 public double getX();
 public double getY();
 public void setX(double x);
 public void setY(double y);

Now that you've seen how some common Behaviors work, you probably want to see the payoff.

Behaviors in Action

Here is a very simplified example of Monkeys use behaviors to perform a few tasks.

public class Monkey extends GameObject implements ActionListener
 // NOTE: extending GameObject gives Monkeys a bunch of generic
 // methods like getX(), getY(), setImage(), etc, and implements
 // simple related interfaces, like Moves, Draws, etc.

 private AnimationBehavior walk;
 private AnimationBehavior jump;
 private MotionBehavior motion;
 private ClickBehavior clickMe;

 private int state = 0;

 // states
 private static final int
  FOLLOWING = 0, // following the character
  CLIMING = 1, // climbing a vine
  FALLING = 2; // free-falling or rising after a throw

 public Monkey()
  // The monkey is both the parent and the listener.
  walk = AnimationBehavior(this, 5, Graphics.monkeyWalkImgs, this);

  jump = AnimationBehavior(this, 5, Graphics.monkeyJumpImgs, this);

  // This behavior operates the motion of the monkey while it's
  // in the air.
  motion = MotionBehavior(this);

  // Reports when the monkey is clicked.
  // Parameters: (parent, listener).
  clickMe = ClickBehavior(this, this) = true;

 public void update()
  // Only the behaviors that are active will actually update.
  // Of course, you could do a switch on the monkey state and
  // pick the ones you want to update that way.

  if (state == FALLING && groundCollision() == true)
   state = FOLLOWING;

 public void throwMe()
  state = FALLING;
  motion.setYVel(-15); // propell the monkey upward
  motion.setYAccel(GRAVITY_CONSTANT); // apply gravity


 // Reset the walk animation here.
 // You could also build a repeating option into the behavior
 // itself.
 public void eventCallback(ActionEvent caller)
  if (caller == walk)
  else if (caller == clickMe)

What we've got so far is just a fraction of what monkeys need to do. But let's take a look at all that we've accomplished already, with a very small number of statements:

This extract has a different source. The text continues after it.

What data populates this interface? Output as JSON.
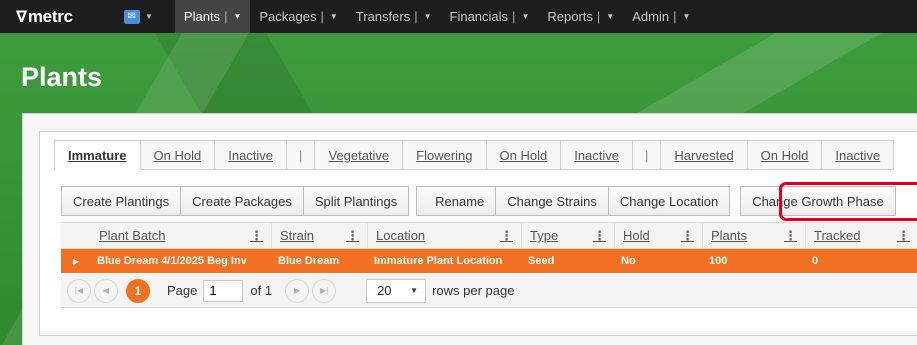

  • The monkey plays its whole jump animation automatically when it's thrown, and stops it when the animation is over.
  • The monkey plays its walk animation while it's walking, and repeats the animation by listening to its callback.
  • MotionBehavior provides upward velocity to the monkey when it's thrown, and automatically applies gravity to the monkey while it's in the air.
  • The monkey will start walking again once it lands on the ground and engage its walking animation.
  • ClickBehavior automatically detects when the monkey is clicked, and the monkey makes a sound. Okay, this isn't actually in the game, but I wanted to show you how easy it is to make any object into a widget.

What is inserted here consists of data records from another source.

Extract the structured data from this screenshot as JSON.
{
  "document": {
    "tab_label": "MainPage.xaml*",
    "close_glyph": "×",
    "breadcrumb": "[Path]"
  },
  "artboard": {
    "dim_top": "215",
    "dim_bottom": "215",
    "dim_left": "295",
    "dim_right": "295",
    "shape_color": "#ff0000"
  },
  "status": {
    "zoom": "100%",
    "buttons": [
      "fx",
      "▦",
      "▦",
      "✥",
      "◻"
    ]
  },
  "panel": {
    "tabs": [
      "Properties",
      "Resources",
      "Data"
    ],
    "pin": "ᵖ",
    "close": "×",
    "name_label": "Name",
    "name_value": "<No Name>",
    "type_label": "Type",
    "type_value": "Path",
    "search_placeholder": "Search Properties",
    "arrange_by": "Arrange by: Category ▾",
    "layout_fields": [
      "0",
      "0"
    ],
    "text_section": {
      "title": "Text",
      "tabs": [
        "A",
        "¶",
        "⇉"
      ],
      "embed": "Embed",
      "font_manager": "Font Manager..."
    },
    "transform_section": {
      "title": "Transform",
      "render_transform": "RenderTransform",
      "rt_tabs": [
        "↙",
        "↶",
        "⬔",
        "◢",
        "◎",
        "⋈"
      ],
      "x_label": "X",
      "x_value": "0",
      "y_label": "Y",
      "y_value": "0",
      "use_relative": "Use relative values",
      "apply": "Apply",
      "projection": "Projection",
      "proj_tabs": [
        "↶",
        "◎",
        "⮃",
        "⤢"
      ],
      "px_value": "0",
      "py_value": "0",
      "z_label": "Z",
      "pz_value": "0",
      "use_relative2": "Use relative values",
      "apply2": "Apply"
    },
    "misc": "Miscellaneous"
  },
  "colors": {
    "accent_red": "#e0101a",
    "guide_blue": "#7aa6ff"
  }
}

The behaviors have kept this Monkey class short, organized, bug-resistant, flexible, and simple to code. The behavior system standardizes the interface to all of this additional functionality so that you don't have to think about it once you've coded it the first time.

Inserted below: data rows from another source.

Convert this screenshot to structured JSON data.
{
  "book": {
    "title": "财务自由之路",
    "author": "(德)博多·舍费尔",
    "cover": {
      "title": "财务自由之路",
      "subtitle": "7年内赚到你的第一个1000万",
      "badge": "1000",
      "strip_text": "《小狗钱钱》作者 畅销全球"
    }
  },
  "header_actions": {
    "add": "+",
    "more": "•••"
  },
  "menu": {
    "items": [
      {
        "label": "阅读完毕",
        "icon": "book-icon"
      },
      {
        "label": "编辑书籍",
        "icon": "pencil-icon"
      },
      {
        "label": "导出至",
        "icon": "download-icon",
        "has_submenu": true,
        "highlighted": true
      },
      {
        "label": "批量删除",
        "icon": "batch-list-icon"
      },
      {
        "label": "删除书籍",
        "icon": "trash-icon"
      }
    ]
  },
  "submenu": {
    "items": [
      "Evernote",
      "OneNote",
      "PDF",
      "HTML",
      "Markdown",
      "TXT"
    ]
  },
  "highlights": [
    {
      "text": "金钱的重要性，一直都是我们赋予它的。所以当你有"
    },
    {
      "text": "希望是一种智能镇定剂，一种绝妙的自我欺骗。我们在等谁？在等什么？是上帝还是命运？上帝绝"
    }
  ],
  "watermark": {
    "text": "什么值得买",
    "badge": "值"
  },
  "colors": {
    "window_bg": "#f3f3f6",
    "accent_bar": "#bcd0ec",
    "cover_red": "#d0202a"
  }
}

Behaviors Vs. Robot Functions

Robot Functions and Behaviors are similar in that they extend the capabilities of a parent object. They also both make a callback to a listener when they finish their task. Here are the key differences between the two:

  1. Robot Functions only have a access to one variable of the parent. Behaviors may have access to all of the parent's variables and methods.
  2. Robot Functions always have a pre-determined end, but not all behaviors do.
  3. Robot Functions just define a special curve for altering a value, whereas Behaviors can do much more with their input.
  4. A Behavior may contain Robot Functions to complete its work, but Robot Functions would never contain Behaviors.

When all you need to do is operate on specific variables over time (such as scale, alpha, position, etc.) use Robot Functions. When you want more complex capabilities or need to coordinate several Robot Functions, use Behaviors.
Behaviors by themselves have been a huge asset to my game programming, but I've only shown you HALF of the power of behaviors. The other half comes when they are used in the context of the Scripted Event System. If you like the concept behind Behaviors and Robot Functions, you'll really want to check out that article to truly see them in action.
Want to read more? Here's a link to the first ever discussion of Behaviors at